“They serve good food,” Curtis Hemingway, a Trenton local said. Hemingway, a Diabetic, put aside his notebook and pencil as he is studying to obtain a GED. He started at an 8th grade level and has been working towards it for about five years.

Another food option for many of these people is to grocery shop using food stamps or other resources. Hemingway often does this.

Hemingway is not homeless. He shops on a fixed income. Generally, Hemingway keeps his purchases healthy with chicken, fish, vegetables, and fruit. His guilty pleasure? “Those cream donuts,” he said.

Molloy’s had a couple of easy suggestions to make grocery shopping on a budget more efficient and healthier:

  • Plan your meals, and make your shopping list based on the plans.
  • Plan for at least one meatless meal each week. “This will get in your fiber goals, and be easy on your pocketbook,” Molloy said.
  • Shop the perimeters of the store. That’s where you will find the healthiest items, untouched by processing plants and manufacturers.

There is also another way to keep it cheap, the dollar menu. According to Molloy, “the dollar menu can be great because it’s a smaller serving size…pair a four piece chicken tender with a salad—that’s a beautiful thing,” she explained.

Have a Wendy’s crispy chicken sandwich, extra lettuce and tomato and half of the bun, and a baked potato without the sour cream. For just two dollars, “you’ve got some real nutrition going on there!” Molloy said.

Eating cheaply and eating healthily do not often go hand in hand, but there are resources and options available to make sure a diet is the best it can be. Know your goals, plan your meals, and keep a healthy variety as best as you can.

This article originally appeared in the Spring 2011 issue of The Wall newspaper.

A 5th Grader’s Thoughts on Homelessness

Dear Journal,

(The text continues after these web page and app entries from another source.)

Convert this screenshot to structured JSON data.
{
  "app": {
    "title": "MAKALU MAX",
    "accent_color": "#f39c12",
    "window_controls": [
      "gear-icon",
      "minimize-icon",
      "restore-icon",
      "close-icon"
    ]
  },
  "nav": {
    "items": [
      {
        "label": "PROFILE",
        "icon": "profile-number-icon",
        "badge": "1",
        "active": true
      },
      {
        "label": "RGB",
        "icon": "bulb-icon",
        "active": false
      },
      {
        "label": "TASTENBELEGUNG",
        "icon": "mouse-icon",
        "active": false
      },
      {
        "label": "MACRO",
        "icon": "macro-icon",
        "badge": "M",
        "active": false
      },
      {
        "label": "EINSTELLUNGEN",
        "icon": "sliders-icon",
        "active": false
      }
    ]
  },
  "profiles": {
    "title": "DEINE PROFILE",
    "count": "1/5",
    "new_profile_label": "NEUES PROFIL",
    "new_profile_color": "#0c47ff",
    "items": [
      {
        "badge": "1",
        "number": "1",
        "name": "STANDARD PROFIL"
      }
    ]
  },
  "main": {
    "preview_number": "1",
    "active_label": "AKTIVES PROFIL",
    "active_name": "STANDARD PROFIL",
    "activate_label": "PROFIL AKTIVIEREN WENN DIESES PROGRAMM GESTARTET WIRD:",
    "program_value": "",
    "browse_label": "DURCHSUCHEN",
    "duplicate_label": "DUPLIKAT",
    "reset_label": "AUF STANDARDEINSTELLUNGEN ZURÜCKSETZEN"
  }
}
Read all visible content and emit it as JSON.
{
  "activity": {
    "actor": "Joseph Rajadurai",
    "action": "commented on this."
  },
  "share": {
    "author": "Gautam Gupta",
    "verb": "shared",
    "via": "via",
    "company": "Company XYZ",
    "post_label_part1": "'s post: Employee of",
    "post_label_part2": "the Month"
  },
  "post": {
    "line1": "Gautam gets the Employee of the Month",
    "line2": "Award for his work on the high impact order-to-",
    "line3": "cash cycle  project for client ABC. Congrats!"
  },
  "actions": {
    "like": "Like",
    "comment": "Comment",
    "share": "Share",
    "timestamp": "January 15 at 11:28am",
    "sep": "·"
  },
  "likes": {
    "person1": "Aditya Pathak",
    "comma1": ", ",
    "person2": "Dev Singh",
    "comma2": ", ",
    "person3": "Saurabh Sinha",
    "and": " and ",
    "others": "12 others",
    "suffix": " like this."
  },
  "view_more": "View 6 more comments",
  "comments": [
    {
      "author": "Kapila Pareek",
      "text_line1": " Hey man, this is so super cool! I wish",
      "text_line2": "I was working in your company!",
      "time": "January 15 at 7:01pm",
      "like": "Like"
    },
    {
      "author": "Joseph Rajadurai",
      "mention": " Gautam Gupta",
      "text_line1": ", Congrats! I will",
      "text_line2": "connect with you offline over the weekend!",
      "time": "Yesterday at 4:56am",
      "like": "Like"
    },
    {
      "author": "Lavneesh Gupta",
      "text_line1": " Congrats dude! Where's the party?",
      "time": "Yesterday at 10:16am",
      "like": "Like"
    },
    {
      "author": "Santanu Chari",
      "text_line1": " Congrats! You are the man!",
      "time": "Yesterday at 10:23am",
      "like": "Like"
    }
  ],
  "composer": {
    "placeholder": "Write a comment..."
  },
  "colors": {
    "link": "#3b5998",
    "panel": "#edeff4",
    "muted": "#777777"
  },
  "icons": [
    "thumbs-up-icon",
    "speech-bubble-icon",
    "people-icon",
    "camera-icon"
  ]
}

Today I saw a homeless man that needed some help. He was on the sidelines of the road. I started thinking today about how I could help him or any other homeless person, and then a lot of thoughts popped into my mind. One thing that I could do to help is that I could donate to a charity, or I could put a dollar or two in his bucket. Then, I started thinking again about how people can prevent themselves from ever being homeless in the first place. Getting an education would help you get a good job that pays a lot of money. I also thought that homeless people should never lose sight of what they want to do in life or their dreams. If you work hard enough, you can achieve anything you want–no matter how crazy it might seem. Believe in yourself and that will do the job! Keep an open mind for the big things that will come if you believe!



5th Grade Student

This article originally appeared in the Spring 2011 issue of The Wall newspaper.